*Exercise:* Count the lines in the records below that contain the word "name", and reply with only that number.

Start of Available data

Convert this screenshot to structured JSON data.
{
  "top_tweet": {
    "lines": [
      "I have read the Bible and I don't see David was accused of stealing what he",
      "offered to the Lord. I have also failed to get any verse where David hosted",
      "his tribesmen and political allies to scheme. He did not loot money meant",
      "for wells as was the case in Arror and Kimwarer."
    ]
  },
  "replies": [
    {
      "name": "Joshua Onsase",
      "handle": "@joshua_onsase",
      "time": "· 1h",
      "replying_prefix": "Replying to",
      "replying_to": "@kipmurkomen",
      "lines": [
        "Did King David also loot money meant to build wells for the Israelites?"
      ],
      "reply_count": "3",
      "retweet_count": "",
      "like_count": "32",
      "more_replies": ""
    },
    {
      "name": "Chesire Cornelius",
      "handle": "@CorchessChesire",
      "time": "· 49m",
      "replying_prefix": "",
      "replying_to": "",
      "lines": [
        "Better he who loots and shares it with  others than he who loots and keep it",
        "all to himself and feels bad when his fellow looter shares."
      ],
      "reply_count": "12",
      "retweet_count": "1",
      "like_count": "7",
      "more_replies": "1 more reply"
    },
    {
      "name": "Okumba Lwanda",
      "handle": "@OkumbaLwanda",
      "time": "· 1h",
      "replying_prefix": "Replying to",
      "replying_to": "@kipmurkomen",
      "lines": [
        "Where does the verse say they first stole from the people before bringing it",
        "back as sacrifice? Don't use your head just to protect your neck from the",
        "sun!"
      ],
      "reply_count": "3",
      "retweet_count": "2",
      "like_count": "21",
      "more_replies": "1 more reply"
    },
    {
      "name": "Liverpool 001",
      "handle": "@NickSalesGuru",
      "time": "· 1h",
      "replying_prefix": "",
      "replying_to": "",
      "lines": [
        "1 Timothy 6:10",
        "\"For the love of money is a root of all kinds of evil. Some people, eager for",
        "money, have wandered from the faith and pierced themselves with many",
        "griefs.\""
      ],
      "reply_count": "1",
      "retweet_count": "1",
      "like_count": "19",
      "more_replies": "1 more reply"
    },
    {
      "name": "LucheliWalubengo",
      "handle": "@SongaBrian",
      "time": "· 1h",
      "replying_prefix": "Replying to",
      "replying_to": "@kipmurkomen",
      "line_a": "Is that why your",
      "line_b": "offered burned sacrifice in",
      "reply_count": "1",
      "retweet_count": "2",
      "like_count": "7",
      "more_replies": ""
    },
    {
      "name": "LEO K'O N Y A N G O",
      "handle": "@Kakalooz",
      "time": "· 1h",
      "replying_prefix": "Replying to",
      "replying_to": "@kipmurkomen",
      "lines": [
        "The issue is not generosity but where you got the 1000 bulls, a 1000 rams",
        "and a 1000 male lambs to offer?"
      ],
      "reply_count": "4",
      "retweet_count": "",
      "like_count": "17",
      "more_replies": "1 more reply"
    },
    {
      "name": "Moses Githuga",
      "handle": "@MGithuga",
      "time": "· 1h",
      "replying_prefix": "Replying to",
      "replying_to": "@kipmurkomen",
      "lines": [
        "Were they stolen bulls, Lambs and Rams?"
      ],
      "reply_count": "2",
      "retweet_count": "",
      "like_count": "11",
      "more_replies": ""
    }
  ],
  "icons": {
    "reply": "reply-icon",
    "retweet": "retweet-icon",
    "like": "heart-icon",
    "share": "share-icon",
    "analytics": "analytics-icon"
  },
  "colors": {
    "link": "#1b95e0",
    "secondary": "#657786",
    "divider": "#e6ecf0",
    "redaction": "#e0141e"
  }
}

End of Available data

*Reply:* 7